Fredericks and Bradfield, in this issue, argue that Indigenous memes can provoke audiences and demand recognition of First Nations peoples. The meme offers a more inclusive critique of a national government’s intransigence to constitutional change that recognises Indigenous sovereignty and self-determination. Further, they advocate for co-design of policy that will enshrine an Indigenous Voice to the Australian Parliament.
There are many reasons to be grateful for design and optimistic about its future: the swift design and production of efficacious vaccines come to mind. But as Papanek recognised 50 years ago, designers, most often handmaidens of capital, are still implicated in the problems of the Anthropocene. How can design be used to repair the legacies of a century of profligacy, pollution, and climate change? Design needs its advocates, but the preaching and practice of design are best tempered with continuous forms of critique, analysis, and evaluation.
The editors thank the scholars who submitted work for this issue and the blind referees for their thoughtful and generous responses to the articles.
Bristol, Katharine G. “The Pruitt-Igoe Myth.” Journal of Architectural Education 44.3 (1991): 163–171.
Chan, Delle. “Your Website Is Killing the Planet.” Wired, 22 Mar. 21. <https://www.wired.co.uk/article/internet-carbon-footprint>.
Criado-Perez, Caroline. Invisible Women: Exposing Data Bias in a World Designed for Men. Chatto & Windus, 2019.
"design, n." OED Online. Oxford University Press, June 2021. <http://www.oed.com/view/Entry/50840. Accessed 8 August 2021>.

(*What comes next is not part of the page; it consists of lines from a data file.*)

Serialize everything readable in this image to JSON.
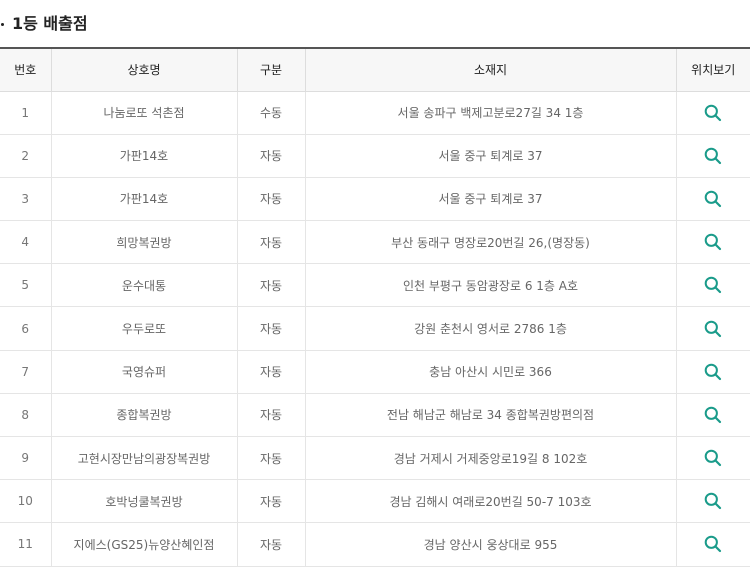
{
  "section": {
    "title": "1등 배출점"
  },
  "table": {
    "headers": [
      "번호",
      "상호명",
      "구분",
      "소재지",
      "위치보기"
    ],
    "rows": [
      {
        "no": "1",
        "name": "나눔로또 석촌점",
        "type": "수동",
        "address": "서울 송파구 백제고분로27길 34 1층"
      },
      {
        "no": "2",
        "name": "가판14호",
        "type": "자동",
        "address": "서울 중구 퇴계로 37"
      },
      {
        "no": "3",
        "name": "가판14호",
        "type": "자동",
        "address": "서울 중구 퇴계로 37"
      },
      {
        "no": "4",
        "name": "희망복권방",
        "type": "자동",
        "address": "부산 동래구 명장로20번길 26,(명장동)"
      },
      {
        "no": "5",
        "name": "운수대통",
        "type": "자동",
        "address": "인천 부평구 동암광장로 6 1층 A호"
      },
      {
        "no": "6",
        "name": "우두로또",
        "type": "자동",
        "address": "강원 춘천시 영서로 2786 1층"
      },
      {
        "no": "7",
        "name": "국영슈퍼",
        "type": "자동",
        "address": "충남 아산시 시민로 366"
      },
      {
        "no": "8",
        "name": "종합복권방",
        "type": "자동",
        "address": "전남 해남군 해남로 34 종합복권방편의점"
      },
      {
        "no": "9",
        "name": "고현시장만남의광장복권방",
        "type": "자동",
        "address": "경남 거제시 거제중앙로19길 8 102호"
      },
      {
        "no": "10",
        "name": "호박넝쿨복권방",
        "type": "자동",
        "address": "경남 김해시 여래로20번길 50-7 103호"
      },
      {
        "no": "11",
        "name": "지에스(GS25)뉴양산혜인점",
        "type": "자동",
        "address": "경남 양산시 웅상대로 955"
      }
    ]
  },
  "icons": {
    "location": "search-icon"
  },
  "colors": {
    "accent": "#1a9b8a",
    "header_bg": "#f7f7f7",
    "header_border": "#555555"
  }
}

Design Council UK. Designing a Future Economy: Developing Design Skills for Productivity and Innovation. Feb. 2018. <https://www.designcouncil.org.uk/sites/default/files/asset/document/Designing_a_future_economy18.pdf>.
Guffey, Elizabeth. “The Scandinavian Roots of the International Symbol of Access.” Design and Culture 7.3 (2015): 357–76. DOI: 10.1080/17547075.2015.1105527.
Margolin, Victor. World History of Design. Vol. 1. Bloomsbury, 2017.
Museum of Modern Art. “First Showing of Good Design Exhibition in New York.” Press Release. 16 Nov. 1950. <https://assets.moma.org/documents/moma_press-release_325754.pdf?_ga=2.206889043.1160124053.1628409746-2001272077.1623303269>.
Packard, Vance. The Waste Makers. David McKay, 1960.
Papanek, Victor J. Design for the Real World: Human Ecology and Social Change. Bantam Books, 1973.
Porterfield, Carlie. “A Lot of PPE Doesn’t Fit Women—and in the Coronavirus Pandemic, It Puts Them in Danger.” Forbes, 29 Apr. 2020. <https://www.forbes.com/sites/carlieporterfield/2020/04/29/a-lot-of-ppe-doesnt-fit-women-and-in-the-coronavirus-pandemic-it-puts-them-in-danger/?sh=5b5deaf9315a>.
Sorabella, Jean. “Venetian Color and Florentine Design.” In Heilbrunn Timeline of Art History. The Metropolitan Museum of Art, 2000–. Oct. 2002 <http://www.metmuseum.org/toah/hd/vefl/hd_vefl.htm>.
Sparke, Penny. “Design.” Grove Art Online, 2003. <https://doi-org.ezproxy.library.uq.edu.au/10.1093/gao/9781884446054.article.T022395>.
Tsukayama, Hayley. “How Bad Is Email for the Environment?” Washington Post, 25 Jan. 2017. <https://www.washingtonpost.com/news/the-switch/wp/2017/01/25/how-bad-is-email-for-the-environment/>.